The state trial for the three former Minneapolis police officers involved in the death of George Floyd could possibly be postponed from its March date.

On Wednesday (Jan. 12), Hennepin County District Judge Peter Cahill issued an order granting a request by the defense and prosecution to move the trial date from March 7, according to the Star Tribune. The judge instructed the attorneys to meet before Jan. 15 to appoint a new trial date between March 14, 2022 and Jan. 9, 2023. Cahill said that the trial date will remain on March 7 if the two parties can’t come to an agreement.

As REVOLT previously reported, J. Alexander Kueng, Thomas Lane and Tou Thao are charged with aiding and abetting second-degree murder and manslaughter for their involvement in Floyd’s death. The three men were originally supposed to stand trial last year, but the case was delayed after Derek Chauvin, the former Minneapolis police officer who knelt on Floyd’s neck, was convicted of second-degree unintentional murder, third-degree murder and manslaughter for his involvement in Floyd’s death.

Lane, Thao and Kueng are also facing federal charges for the killing. They were charged with failing to render aid to the 46-year-old, whose pleas to breathe were ignored. Kueng and Thao were charged with violating Floyd’s right to be free from reasonable seizure and for not intervening or stopping Chauvin when he knelt on Floyd’s neck for more than nine minutes.

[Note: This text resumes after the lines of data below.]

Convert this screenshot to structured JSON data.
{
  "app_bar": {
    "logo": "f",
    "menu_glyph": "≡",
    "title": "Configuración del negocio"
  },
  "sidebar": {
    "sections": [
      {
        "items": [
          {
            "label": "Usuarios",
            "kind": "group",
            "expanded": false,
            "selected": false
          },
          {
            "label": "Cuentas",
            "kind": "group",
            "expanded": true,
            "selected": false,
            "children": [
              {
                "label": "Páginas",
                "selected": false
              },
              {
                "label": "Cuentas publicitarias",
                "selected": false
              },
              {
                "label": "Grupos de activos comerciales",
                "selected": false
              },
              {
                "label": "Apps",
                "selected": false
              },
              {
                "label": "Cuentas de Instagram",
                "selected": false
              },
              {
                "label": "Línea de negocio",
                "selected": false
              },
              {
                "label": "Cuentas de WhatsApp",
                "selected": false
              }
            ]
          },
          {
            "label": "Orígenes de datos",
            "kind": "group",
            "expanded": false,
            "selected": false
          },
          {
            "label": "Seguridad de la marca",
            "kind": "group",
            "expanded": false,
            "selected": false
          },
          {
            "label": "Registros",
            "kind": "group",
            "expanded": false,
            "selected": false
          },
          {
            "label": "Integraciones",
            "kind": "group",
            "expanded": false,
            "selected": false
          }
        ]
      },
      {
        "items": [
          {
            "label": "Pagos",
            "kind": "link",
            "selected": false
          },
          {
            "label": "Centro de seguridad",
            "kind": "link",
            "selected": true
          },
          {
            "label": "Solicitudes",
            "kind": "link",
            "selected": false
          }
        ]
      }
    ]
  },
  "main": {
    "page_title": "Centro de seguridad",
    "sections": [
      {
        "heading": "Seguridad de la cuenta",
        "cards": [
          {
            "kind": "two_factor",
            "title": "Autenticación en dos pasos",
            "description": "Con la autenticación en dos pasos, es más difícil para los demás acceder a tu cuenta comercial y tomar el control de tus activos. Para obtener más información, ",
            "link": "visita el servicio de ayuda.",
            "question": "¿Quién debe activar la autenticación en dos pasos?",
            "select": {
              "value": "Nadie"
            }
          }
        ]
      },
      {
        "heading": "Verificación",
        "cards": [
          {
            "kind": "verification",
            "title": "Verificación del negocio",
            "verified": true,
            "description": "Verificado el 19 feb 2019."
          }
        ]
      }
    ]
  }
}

Fencing has been erected around the St. Paul courthouse as the city prepares for the three former cops’ federal trial to begin on Jan. 20. The St. Paul Police Department said they are dedicated to doing everything possible to assure the proceedings are safe for all involved, saying, “our focus is on protecting people, property, and free speech.” Lane, Thao and Kueng have pleaded not guilty to the charges.